  1. They must rely more on God’s empowered mission and biblical mandate than the personal preferences of the congregation.  Sadly, Christians are often more in love with the way they do church than they are in love with people in their community.  The church must develop a “missionary mentality.”  That means that the church understands the community and will minister in contextually appropriate ways to reach local people with the gospel.  Moving to an external focus pushes the church from “doing missions” as part of some program into being “on mission as a way of life.”
  2. Vibrant leadership.  Change starts with the leaders of the church.  Vibrant leaders lead their people to worship, live in community, and live on mission.  They are leaders who are being transformed in the presence of the people they lead.  When the church assumes the role of missionary, a radical shift in the view of leadership must take place.  The old model was to hoard and retain control. Vibrant leaders seek to empower and multiply.  Leadership is the stewardship to help others exercise their gifts.  We must move away from “How may I serve you?” to “How can I help you serve?”

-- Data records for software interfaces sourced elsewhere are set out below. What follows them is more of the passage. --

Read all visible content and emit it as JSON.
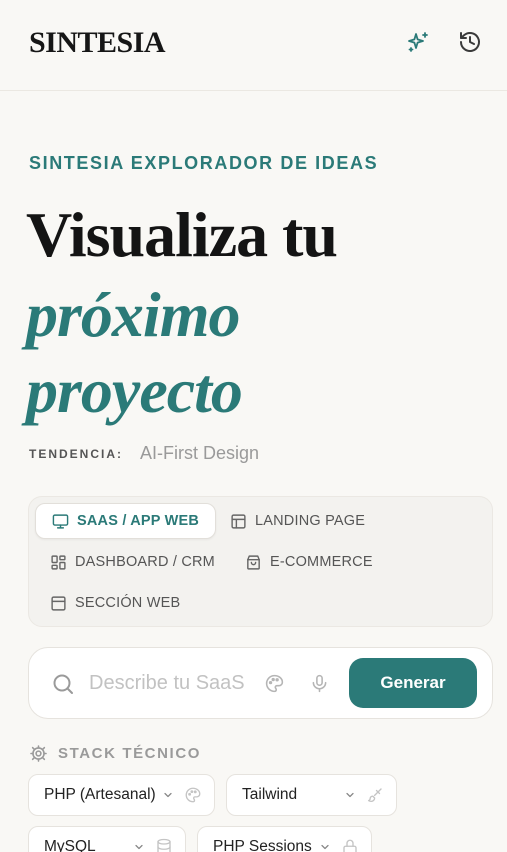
{
  "header": {
    "logo": "SINTESIA",
    "icons": {
      "sparkles": "sparkles-icon",
      "history": "history-icon"
    }
  },
  "hero": {
    "eyebrow": "SINTESIA EXPLORADOR DE IDEAS",
    "title_line1": "Visualiza tu",
    "title_line2": "próximo",
    "title_line3": "proyecto",
    "trend_label": "TENDENCIA:",
    "trend_value": "AI-First Design"
  },
  "project_types": [
    {
      "label": "SAAS / APP WEB",
      "icon": "monitor-icon",
      "active": true
    },
    {
      "label": "LANDING PAGE",
      "icon": "layout-icon",
      "active": false
    },
    {
      "label": "DASHBOARD / CRM",
      "icon": "dashboard-icon",
      "active": false
    },
    {
      "label": "E-COMMERCE",
      "icon": "shopping-bag-icon",
      "active": false
    },
    {
      "label": "SECCIÓN WEB",
      "icon": "section-icon",
      "active": false
    }
  ],
  "search": {
    "placeholder": "Describe tu SaaS",
    "value": "",
    "button_label": "Generar"
  },
  "stack": {
    "label": "STACK TÉCNICO",
    "chips": [
      {
        "label": "PHP (Artesanal)",
        "icon": "palette-icon"
      },
      {
        "label": "Tailwind",
        "icon": "brush-icon"
      },
      {
        "label": "MySQL",
        "icon": "database-icon"
      },
      {
        "label": "PHP Sessions",
        "icon": "lock-icon"
      }
    ]
  },
  "colors": {
    "accent": "#2b7a78",
    "background": "#f9f8f5"
  }
}
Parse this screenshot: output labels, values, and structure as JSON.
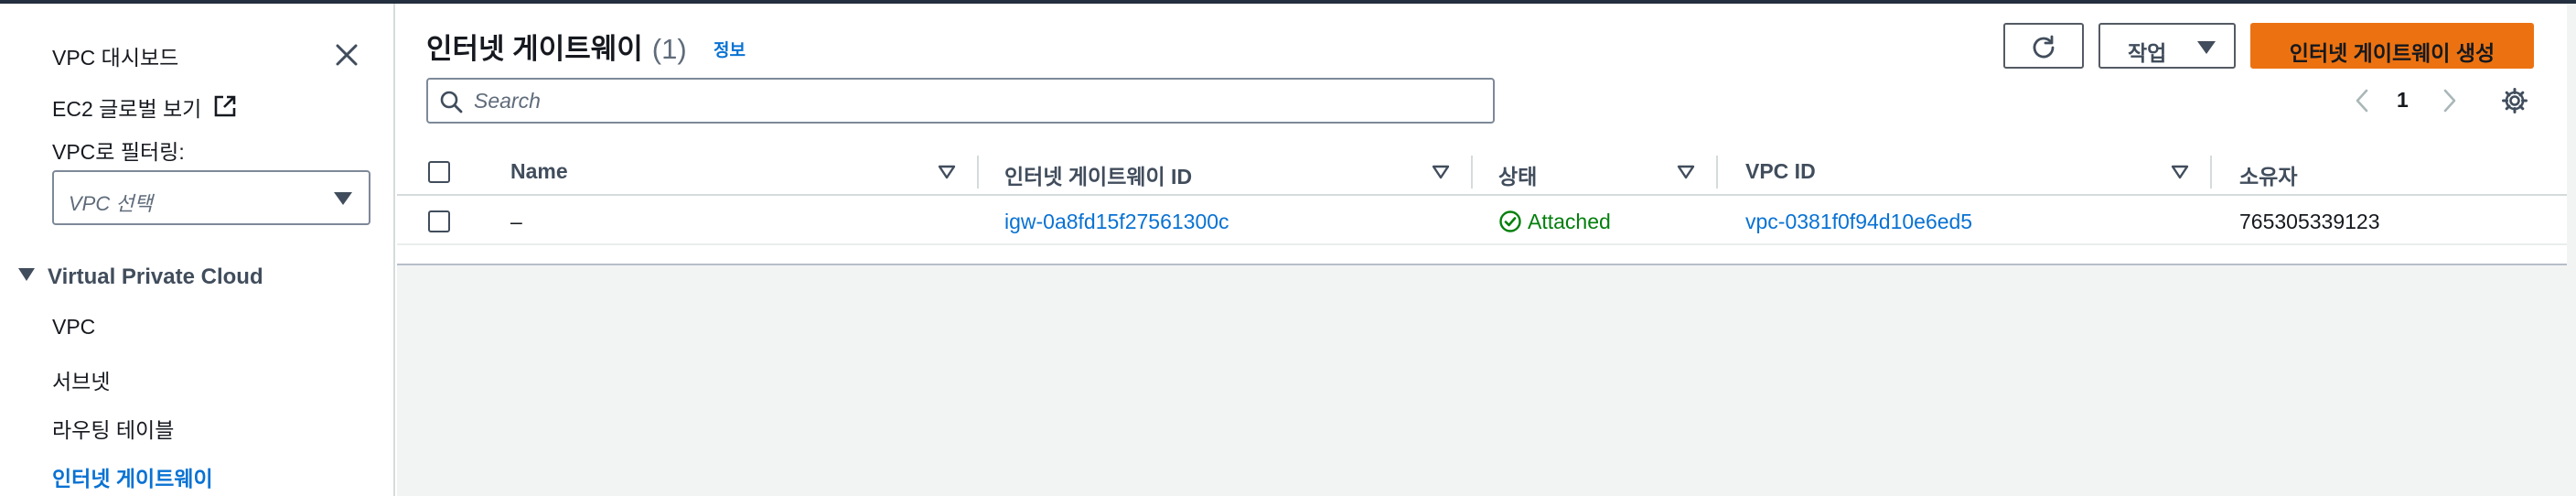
{
  "sidebar": {
    "dashboard_label": "VPC 대시보드",
    "ec2_global_label": "EC2 글로벌 보기",
    "filter_label": "VPC로 필터링:",
    "filter_placeholder": "VPC 선택",
    "section_title": "Virtual Private Cloud",
    "items": [
      {
        "label": "VPC"
      },
      {
        "label": "서브넷"
      },
      {
        "label": "라우팅 테이블"
      },
      {
        "label": "인터넷 게이트웨이"
      }
    ]
  },
  "header": {
    "title": "인터넷 게이트웨이",
    "count": "(1)",
    "info": "정보",
    "actions_label": "작업",
    "create_label": "인터넷 게이트웨이 생성"
  },
  "search": {
    "placeholder": "Search"
  },
  "pagination": {
    "current_page": "1"
  },
  "table": {
    "columns": [
      "Name",
      "인터넷 게이트웨이 ID",
      "상태",
      "VPC ID",
      "소유자"
    ],
    "rows": [
      {
        "name": "–",
        "igw_id": "igw-0a8fd15f27561300c",
        "state": "Attached",
        "vpc_id": "vpc-0381f0f94d10e6ed5",
        "owner": "765305339123"
      }
    ]
  },
  "colors": {
    "link": "#0972d3",
    "primary_button": "#ec7211",
    "status_success": "#037f0c"
  }
}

  3. Relational intentionality.  The church was designed by Christ as a collection of people participating in one another’s lives.  So the church must provide platforms for new people to engage in significant relationships with one another and with people in need.  A challenge today is that most people find themselves too busy.  So we must teach people how to create relational space.  But first we’ll have to teach why.  Another challenge is to produce familial relationships without creating a closed group.  This includes providing space for difficult people.
  4. Prayerful dependence.  Prayer is the engine of truly great churches.  Characteristics of praying churches?  They have praying leaders.  They commonly experience answers to prayer.  They value corporate prayer.  They engage their communities with prayer.
  5. A sense of anticipation and expectancy surrounds their worship services. While they may count attendance, a better barometer is how many encountered the transforming presence of God through worship.  This means that people have to actively participating in worship, not just listening to a talking head or following along in their bulletin.

Is there anything you would add or subtract from this list?  How have you seen these in your church?